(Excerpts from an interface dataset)

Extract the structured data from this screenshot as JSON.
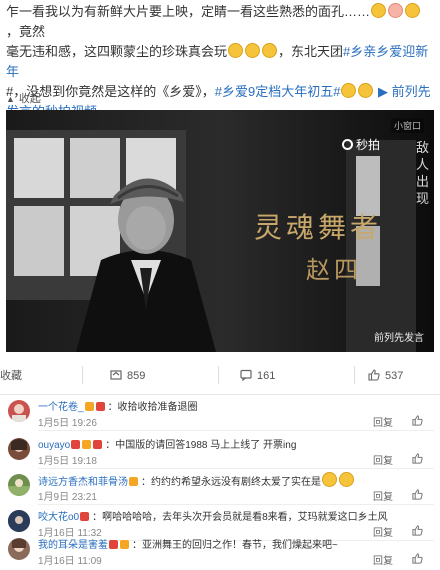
{
  "post": {
    "line1": "乍一看我以为有新鲜大片要上映，定睛一看这些熟悉的面孔……",
    "line1_end": "，竟然",
    "line2": "毫无违和感，这四颗蒙尘的珍珠真会玩",
    "line2_end": "，东北天团",
    "tag1": "#乡亲乡爱迎新年",
    "line3_start": "#，没想到你竟然是这样的《乡爱》，",
    "tag2": "#乡爱9定档大年初五#",
    "link": "前列先发言的秒拍视频"
  },
  "collapse_label": "收起",
  "video": {
    "mini_label": "小窗口",
    "brand": "秒拍",
    "caption_line1": "灵魂舞者",
    "caption_line2": "赵四",
    "credit": "前列先发言",
    "side_text": "敌人出现"
  },
  "actions": {
    "repost_label": "收藏",
    "repost_count": "859",
    "comment_count": "161",
    "like_count": "537"
  },
  "comments": [
    {
      "user": "一个花卷_",
      "text": "：收拾收拾准备退圈",
      "time": "1月5日 19:26",
      "reply": "回复",
      "avatar_color": "#c9534f"
    },
    {
      "user": "ouyayo",
      "text": "：中国版的请回答1988 马上上线了 开票ing",
      "time": "1月5日 19:18",
      "reply": "回复",
      "avatar_color": "#7a4b3a"
    },
    {
      "user": "诗远方香杰和菲骨汤",
      "text": "：约约约希望永远没有剧终太爱了实在是",
      "time": "1月9日 23:21",
      "reply": "回复",
      "avatar_color": "#6f8f4e"
    },
    {
      "user": "咬大花o0",
      "text": "：啊哈哈哈哈，去年头次开会员就是看8来看，艾玛就爱这口乡土风",
      "time": "1月16日 11:32",
      "reply": "回复",
      "avatar_color": "#3a4a6a"
    },
    {
      "user": "我的耳朵是害羞",
      "text": "：亚洲舞王的回归之作！春节，我们燥起来吧~",
      "time": "1月16日 11:09",
      "reply": "回复",
      "avatar_color": "#8a6b5a"
    }
  ],
  "colors": {
    "link": "#2a6fbf",
    "caption": "#c8a76a",
    "emoji": "#f6c43a"
  },
  "icons": [
    "chevron-up-icon",
    "repost-icon",
    "comment-icon",
    "like-icon",
    "miaopai-logo-icon"
  ]
}
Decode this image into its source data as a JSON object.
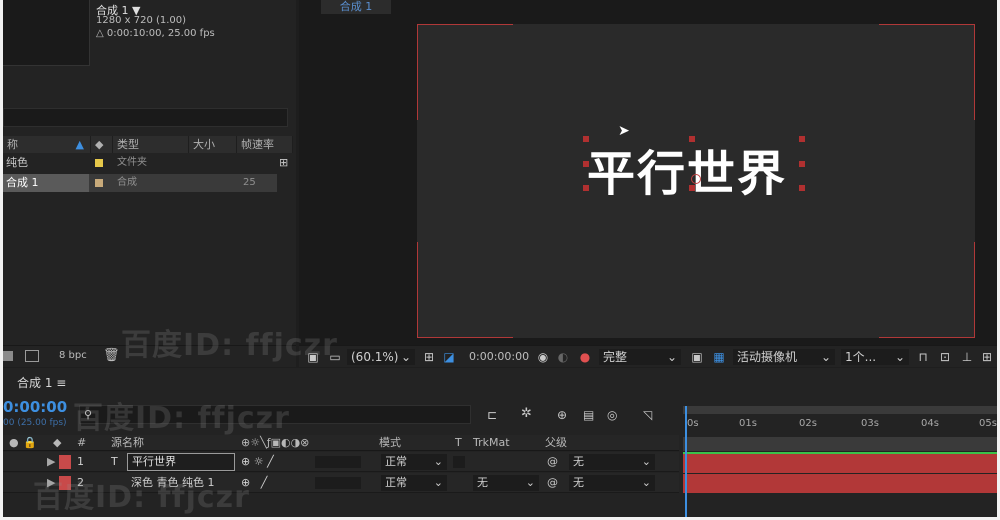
{
  "project": {
    "comp_name": "合成 1 ▼",
    "resolution": "1280 x 720 (1.00)",
    "duration": "△ 0:00:10:00, 25.00 fps",
    "columns": [
      "称",
      "类型",
      "大小",
      "帧速率"
    ],
    "items": [
      {
        "name": "纯色",
        "type": "文件夹",
        "fps": "",
        "color": "#e6c84a"
      },
      {
        "name": "合成 1",
        "type": "合成",
        "fps": "25",
        "color": "#c8aa7a"
      }
    ],
    "bpc": "8 bpc"
  },
  "viewer": {
    "tab": "合成 1",
    "canvas_text": "平行世界",
    "zoom": "(60.1%)",
    "timecode": "0:00:00:00",
    "resolution": "完整",
    "camera": "活动摄像机",
    "views": "1个..."
  },
  "timeline": {
    "tab": "合成 1",
    "timecode": "0:00:00",
    "fps": "00 (25.00 fps)",
    "search_placeholder": "",
    "columns": {
      "source_name": "源名称",
      "num": "#",
      "mode": "模式",
      "t": "T",
      "trkmat": "TrkMat",
      "parent": "父级"
    },
    "layers": [
      {
        "num": "1",
        "type_icon": "T",
        "name": "平行世界",
        "mode": "正常",
        "trkmat": "",
        "parent": "无",
        "color": "#c84a4a"
      },
      {
        "num": "2",
        "type_icon": "",
        "name": "深色 青色 纯色 1",
        "mode": "正常",
        "trkmat": "无",
        "parent": "无",
        "color": "#c84a4a"
      }
    ],
    "ruler_ticks": [
      "0s",
      "01s",
      "02s",
      "03s",
      "04s",
      "05s"
    ]
  },
  "watermark": "百度ID: ffjczr",
  "colors": {
    "accent": "#3d8fe0",
    "track": "#b23838",
    "bg": "#1e1e1e"
  }
}
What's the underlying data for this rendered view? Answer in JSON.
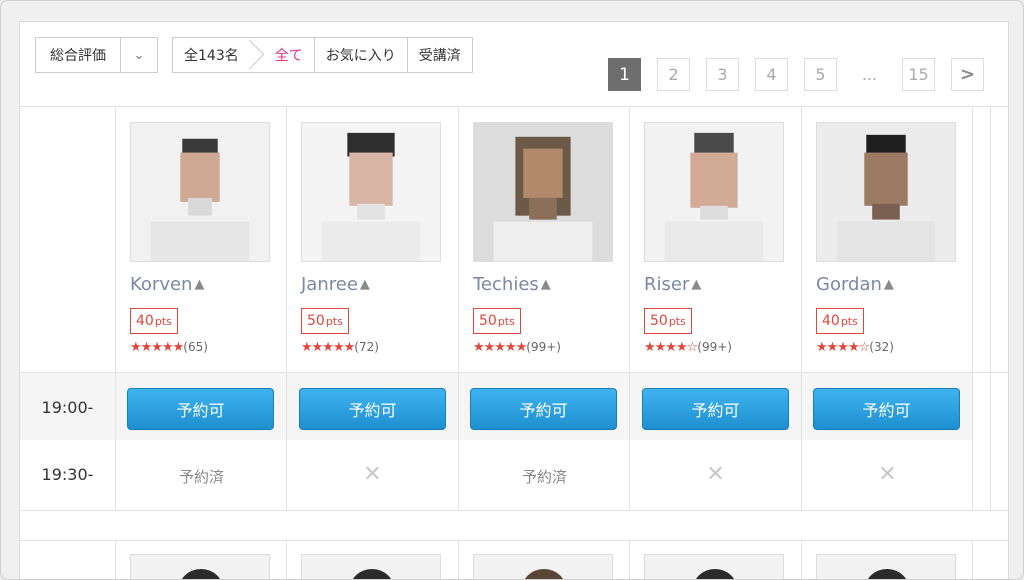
{
  "toolbar": {
    "sort_label": "総合評価",
    "filter_count": "全143名",
    "filter_all": "全て",
    "filter_favorites": "お気に入り",
    "filter_taken": "受講済"
  },
  "pagination": {
    "pages": [
      "1",
      "2",
      "3",
      "4",
      "5"
    ],
    "ellipsis": "...",
    "last": "15",
    "next": ">",
    "current": "1"
  },
  "teachers": [
    {
      "name": "Korven",
      "points": "40",
      "unit": "pts",
      "stars": "★★★★★",
      "reviews": "(65)"
    },
    {
      "name": "Janree",
      "points": "50",
      "unit": "pts",
      "stars": "★★★★★",
      "reviews": "(72)"
    },
    {
      "name": "Techies",
      "points": "50",
      "unit": "pts",
      "stars": "★★★★★",
      "reviews": "(99+)"
    },
    {
      "name": "Riser",
      "points": "50",
      "unit": "pts",
      "stars": "★★★★☆",
      "reviews": "(99+)"
    },
    {
      "name": "Gordan",
      "points": "40",
      "unit": "pts",
      "stars": "★★★★☆",
      "reviews": "(32)"
    }
  ],
  "slots": [
    {
      "time": "19:00-",
      "cells": [
        "予約可",
        "予約可",
        "予約可",
        "予約可",
        "予約可"
      ]
    },
    {
      "time": "19:30-",
      "cells": [
        "予約済",
        "✕",
        "予約済",
        "✕",
        "✕"
      ]
    }
  ],
  "icons": {
    "chevron": "chevron-down-icon",
    "cap": "graduation-cap-icon",
    "unavailable": "close-icon"
  },
  "colors": {
    "accent_pink": "#e0338d",
    "points_red": "#e0463c",
    "button_blue": "#2aa0e0",
    "name_gray_blue": "#7b88a4"
  }
}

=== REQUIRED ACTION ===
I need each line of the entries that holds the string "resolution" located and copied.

=== ANSWER FOR THIS EXERCISE ===
    "resolution": "1280 x 720 (1.00)",
    "resolution": "完整",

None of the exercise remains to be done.